§ Assignment
Scan the entries below. List each line with "JSON".

====== Material supplied ======

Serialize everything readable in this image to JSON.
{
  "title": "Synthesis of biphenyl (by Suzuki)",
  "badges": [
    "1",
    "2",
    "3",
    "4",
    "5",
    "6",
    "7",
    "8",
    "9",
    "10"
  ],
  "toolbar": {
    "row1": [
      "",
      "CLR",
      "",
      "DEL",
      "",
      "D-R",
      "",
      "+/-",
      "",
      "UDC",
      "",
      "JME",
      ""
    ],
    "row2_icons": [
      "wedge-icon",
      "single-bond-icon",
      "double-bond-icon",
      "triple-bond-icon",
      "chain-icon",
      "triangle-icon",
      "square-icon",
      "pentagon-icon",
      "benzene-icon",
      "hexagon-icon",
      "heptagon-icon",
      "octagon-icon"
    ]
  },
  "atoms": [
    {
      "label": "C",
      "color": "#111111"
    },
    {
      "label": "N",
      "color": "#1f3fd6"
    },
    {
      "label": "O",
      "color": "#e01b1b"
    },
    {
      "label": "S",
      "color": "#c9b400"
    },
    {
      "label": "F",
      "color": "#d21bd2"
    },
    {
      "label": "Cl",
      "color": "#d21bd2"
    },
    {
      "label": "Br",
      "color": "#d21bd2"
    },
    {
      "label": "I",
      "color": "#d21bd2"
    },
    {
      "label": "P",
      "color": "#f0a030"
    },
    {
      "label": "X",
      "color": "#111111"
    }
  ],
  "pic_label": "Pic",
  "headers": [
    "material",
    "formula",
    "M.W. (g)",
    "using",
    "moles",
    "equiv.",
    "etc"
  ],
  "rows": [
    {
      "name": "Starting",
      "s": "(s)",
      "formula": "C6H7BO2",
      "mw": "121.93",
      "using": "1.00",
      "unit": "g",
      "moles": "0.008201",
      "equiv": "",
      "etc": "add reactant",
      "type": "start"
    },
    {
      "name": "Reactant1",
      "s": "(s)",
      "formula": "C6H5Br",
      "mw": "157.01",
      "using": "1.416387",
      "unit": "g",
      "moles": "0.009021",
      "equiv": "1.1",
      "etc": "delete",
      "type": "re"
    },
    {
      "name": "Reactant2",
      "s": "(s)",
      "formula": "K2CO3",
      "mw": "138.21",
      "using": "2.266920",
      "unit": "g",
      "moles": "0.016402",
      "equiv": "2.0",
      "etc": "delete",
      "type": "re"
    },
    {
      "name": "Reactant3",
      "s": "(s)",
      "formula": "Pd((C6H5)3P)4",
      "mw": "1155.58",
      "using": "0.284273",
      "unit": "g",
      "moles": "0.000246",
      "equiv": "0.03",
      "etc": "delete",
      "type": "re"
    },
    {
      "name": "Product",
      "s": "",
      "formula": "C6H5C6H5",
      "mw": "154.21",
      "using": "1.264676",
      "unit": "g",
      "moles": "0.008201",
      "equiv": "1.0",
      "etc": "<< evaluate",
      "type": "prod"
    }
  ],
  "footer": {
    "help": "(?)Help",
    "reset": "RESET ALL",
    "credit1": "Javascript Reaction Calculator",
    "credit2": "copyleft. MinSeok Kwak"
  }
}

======
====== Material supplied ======

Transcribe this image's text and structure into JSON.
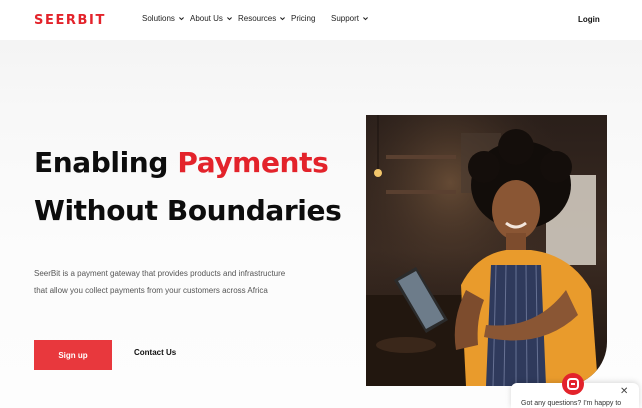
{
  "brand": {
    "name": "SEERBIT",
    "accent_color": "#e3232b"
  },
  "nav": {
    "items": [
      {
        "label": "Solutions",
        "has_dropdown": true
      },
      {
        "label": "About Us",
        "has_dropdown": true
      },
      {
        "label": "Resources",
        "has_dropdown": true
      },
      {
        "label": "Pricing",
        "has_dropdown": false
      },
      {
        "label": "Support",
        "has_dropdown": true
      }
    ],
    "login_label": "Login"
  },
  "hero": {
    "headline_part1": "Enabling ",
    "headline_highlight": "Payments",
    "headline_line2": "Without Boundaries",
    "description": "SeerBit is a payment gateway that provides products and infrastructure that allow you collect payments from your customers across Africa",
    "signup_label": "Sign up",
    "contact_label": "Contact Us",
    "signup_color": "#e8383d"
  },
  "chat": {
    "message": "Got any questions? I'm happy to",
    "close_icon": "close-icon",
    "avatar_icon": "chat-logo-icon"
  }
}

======

§ Solution to the problem
Serialize everything readable in this image to JSON.
Transcribe this image's text and structure into JSON.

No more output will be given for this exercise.